(JTA) – Nearly two-thirds of Israeli Jewish respondents surveyed said that Reform Judaism deserves rights equal to those afforded to Orthodox Judaism.
The Midgam polling agency survey of 500 also showed 25 per cent approval for equality among respondents who defined themselves as religious, the news site nrg reported Thursday.
Israel’s predominant Jewish denomination is Orthodox. Though some local authorities provide funding and official recognition to Judaism’s other streams, activists seeking to achieve greater equality before the law complain of institutional discrimination, connected with the political clout of Orthodox religious parties in Israel and the status of the Orthodox chief rabbinate, which operates state-recognized tribunals and whose hundreds of employees are civil servants.
In the survey, 72 per cent of respondents said they disagreed with the assertions of haredi Orthodox politicians that Reform Jews are not Jewish at all. Among religious respondents, the figure was 48 per cent.
With approximately 470,000 Jews defining themselves as Reform or Conservative, these denominations, also called Progressive, account for about 7.5 per cent of Israel’s Jewish population, according to several polls.
Yet 33 per cent of the people polled in the Midgam survey said they “especially identify” with Progressive Judaism, compared to 36 per cent who said the especially identified with Orthodox Jews.
The nrg report did not say how respondents were selected for the survey, which was commissioned by the Israel Movement for Reform & Progressive Judaism ahead of its 52nd biennial conference on May 27-28.
One in six respondents said they had visited a Reform synagogue over the past five years, and more than 37 per cent said they attended a wedding, bar mitzvah or other religious ceremony under the auspices of the Reform movement.
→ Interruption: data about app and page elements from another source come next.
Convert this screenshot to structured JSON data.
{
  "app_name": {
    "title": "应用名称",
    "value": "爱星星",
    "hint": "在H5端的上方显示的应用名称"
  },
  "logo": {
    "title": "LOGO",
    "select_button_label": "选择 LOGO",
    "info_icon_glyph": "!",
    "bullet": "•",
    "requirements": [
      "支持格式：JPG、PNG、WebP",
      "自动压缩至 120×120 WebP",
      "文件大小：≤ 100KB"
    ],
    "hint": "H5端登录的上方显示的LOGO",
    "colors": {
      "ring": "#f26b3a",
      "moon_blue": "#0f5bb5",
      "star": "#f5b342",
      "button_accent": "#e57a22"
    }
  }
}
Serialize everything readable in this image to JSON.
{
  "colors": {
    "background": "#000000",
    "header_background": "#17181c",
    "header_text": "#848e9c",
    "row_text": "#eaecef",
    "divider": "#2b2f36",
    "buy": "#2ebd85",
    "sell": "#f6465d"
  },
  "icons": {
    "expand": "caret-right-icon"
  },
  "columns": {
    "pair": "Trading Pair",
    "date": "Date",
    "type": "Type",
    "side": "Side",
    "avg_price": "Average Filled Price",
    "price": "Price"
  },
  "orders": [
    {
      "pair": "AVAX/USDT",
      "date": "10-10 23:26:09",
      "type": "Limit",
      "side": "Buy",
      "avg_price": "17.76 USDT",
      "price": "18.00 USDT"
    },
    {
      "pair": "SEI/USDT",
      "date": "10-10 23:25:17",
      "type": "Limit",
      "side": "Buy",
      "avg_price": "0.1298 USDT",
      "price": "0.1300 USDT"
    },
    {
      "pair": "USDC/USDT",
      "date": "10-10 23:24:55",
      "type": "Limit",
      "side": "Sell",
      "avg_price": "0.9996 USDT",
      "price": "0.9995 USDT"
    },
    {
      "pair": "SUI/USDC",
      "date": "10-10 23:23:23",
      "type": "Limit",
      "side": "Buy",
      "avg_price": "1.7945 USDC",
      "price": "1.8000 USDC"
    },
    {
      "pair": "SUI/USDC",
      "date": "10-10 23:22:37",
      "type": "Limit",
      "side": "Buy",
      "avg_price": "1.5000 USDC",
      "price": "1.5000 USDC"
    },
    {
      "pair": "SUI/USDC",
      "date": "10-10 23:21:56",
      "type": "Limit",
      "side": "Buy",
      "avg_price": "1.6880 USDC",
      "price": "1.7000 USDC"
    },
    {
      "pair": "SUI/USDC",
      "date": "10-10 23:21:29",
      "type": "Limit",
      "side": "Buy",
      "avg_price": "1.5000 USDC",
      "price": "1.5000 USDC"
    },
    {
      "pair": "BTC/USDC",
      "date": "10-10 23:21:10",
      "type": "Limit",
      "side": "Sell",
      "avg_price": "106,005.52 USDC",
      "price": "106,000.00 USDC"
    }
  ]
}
Among Orthodox respondents, the figure was 27.9 per cent.
Asked whether the Israel Defense Forces should have Reform chaplains in addition to Orthodox ones, 47.9 per cent of respondents replied in the affirmative.
Rabbi Gilad Kariv, director of the the Israel Movement for Reform & Progressive Judaism, said the data reflects “growing change” in attitudes in Israel toward Progressive Judaism.